__Requirement__
Omit the images and retype the records verbatim.
#### Records shown
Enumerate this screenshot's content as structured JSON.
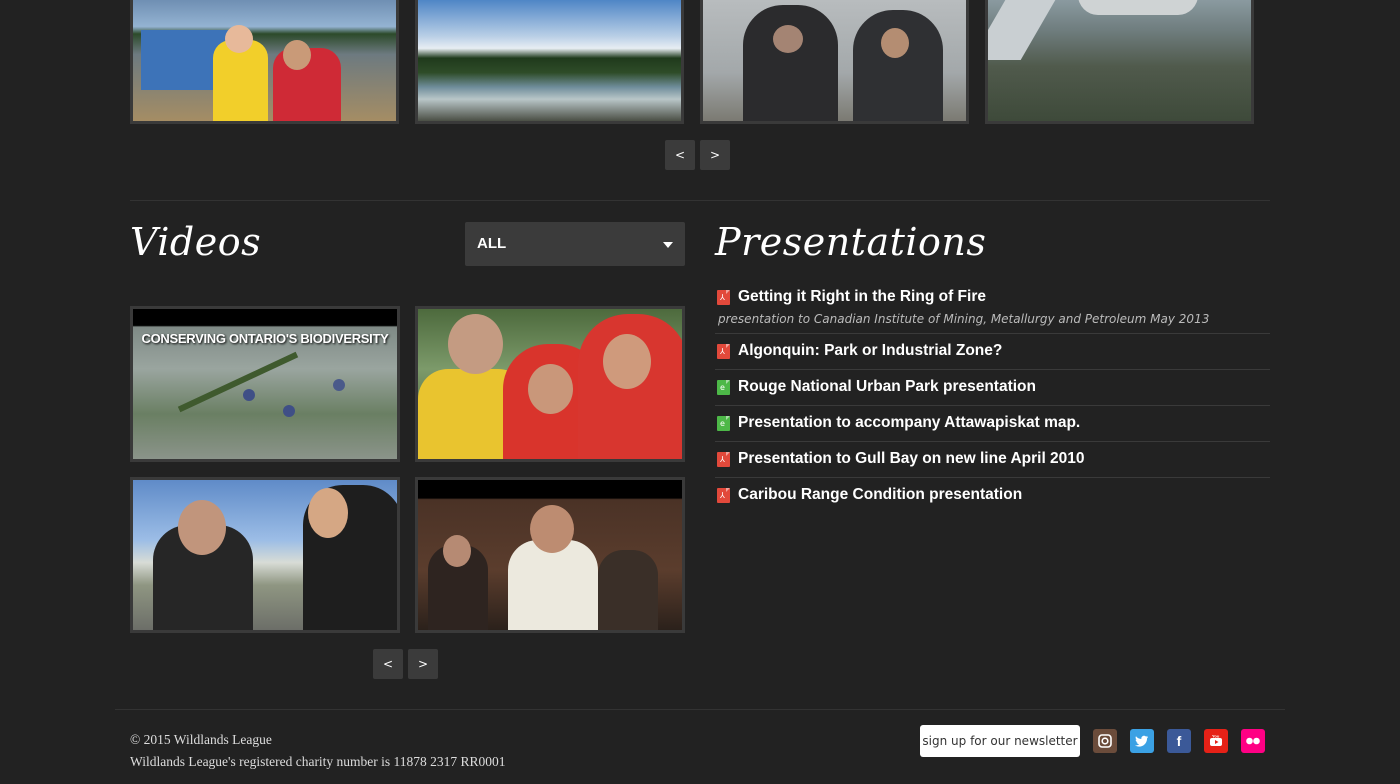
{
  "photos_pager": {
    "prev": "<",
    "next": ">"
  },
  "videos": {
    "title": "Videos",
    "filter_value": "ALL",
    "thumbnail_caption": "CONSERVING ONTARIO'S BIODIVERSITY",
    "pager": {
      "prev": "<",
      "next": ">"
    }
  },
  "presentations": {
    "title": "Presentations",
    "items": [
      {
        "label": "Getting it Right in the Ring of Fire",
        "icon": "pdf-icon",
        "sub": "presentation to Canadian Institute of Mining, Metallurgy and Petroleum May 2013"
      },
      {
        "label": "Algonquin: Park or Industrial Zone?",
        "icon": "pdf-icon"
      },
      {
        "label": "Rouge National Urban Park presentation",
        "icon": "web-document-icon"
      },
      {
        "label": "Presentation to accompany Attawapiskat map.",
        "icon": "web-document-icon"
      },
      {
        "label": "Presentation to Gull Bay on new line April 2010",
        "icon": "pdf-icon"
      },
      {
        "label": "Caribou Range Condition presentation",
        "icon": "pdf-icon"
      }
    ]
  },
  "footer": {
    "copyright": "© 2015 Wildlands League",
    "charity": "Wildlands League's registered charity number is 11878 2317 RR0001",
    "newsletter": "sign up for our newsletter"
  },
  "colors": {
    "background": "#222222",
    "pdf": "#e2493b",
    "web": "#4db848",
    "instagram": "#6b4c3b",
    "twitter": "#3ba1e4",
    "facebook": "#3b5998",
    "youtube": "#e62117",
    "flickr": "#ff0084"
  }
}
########
__Task answer__
Enumerate this screenshot's content as structured JSON.
{
  "photos_pager": {
    "prev": "<",
    "next": ">"
  },
  "videos": {
    "title": "Videos",
    "filter_value": "ALL",
    "thumbnail_caption": "CONSERVING ONTARIO'S BIODIVERSITY",
    "pager": {
      "prev": "<",
      "next": ">"
    }
  },
  "presentations": {
    "title": "Presentations",
    "items": [
      {
        "label": "Getting it Right in the Ring of Fire",
        "icon": "pdf-icon",
        "sub": "presentation to Canadian Institute of Mining, Metallurgy and Petroleum May 2013"
      },
      {
        "label": "Algonquin: Park or Industrial Zone?",
        "icon": "pdf-icon"
      },
      {
        "label": "Rouge National Urban Park presentation",
        "icon": "web-document-icon"
      },
      {
        "label": "Presentation to accompany Attawapiskat map.",
        "icon": "web-document-icon"
      },
      {
        "label": "Presentation to Gull Bay on new line April 2010",
        "icon": "pdf-icon"
      },
      {
        "label": "Caribou Range Condition presentation",
        "icon": "pdf-icon"
      }
    ]
  },
  "footer": {
    "copyright": "© 2015 Wildlands League",
    "charity": "Wildlands League's registered charity number is 11878 2317 RR0001",
    "newsletter": "sign up for our newsletter"
  },
  "colors": {
    "background": "#222222",
    "pdf": "#e2493b",
    "web": "#4db848",
    "instagram": "#6b4c3b",
    "twitter": "#3ba1e4",
    "facebook": "#3b5998",
    "youtube": "#e62117",
    "flickr": "#ff0084"
  }
}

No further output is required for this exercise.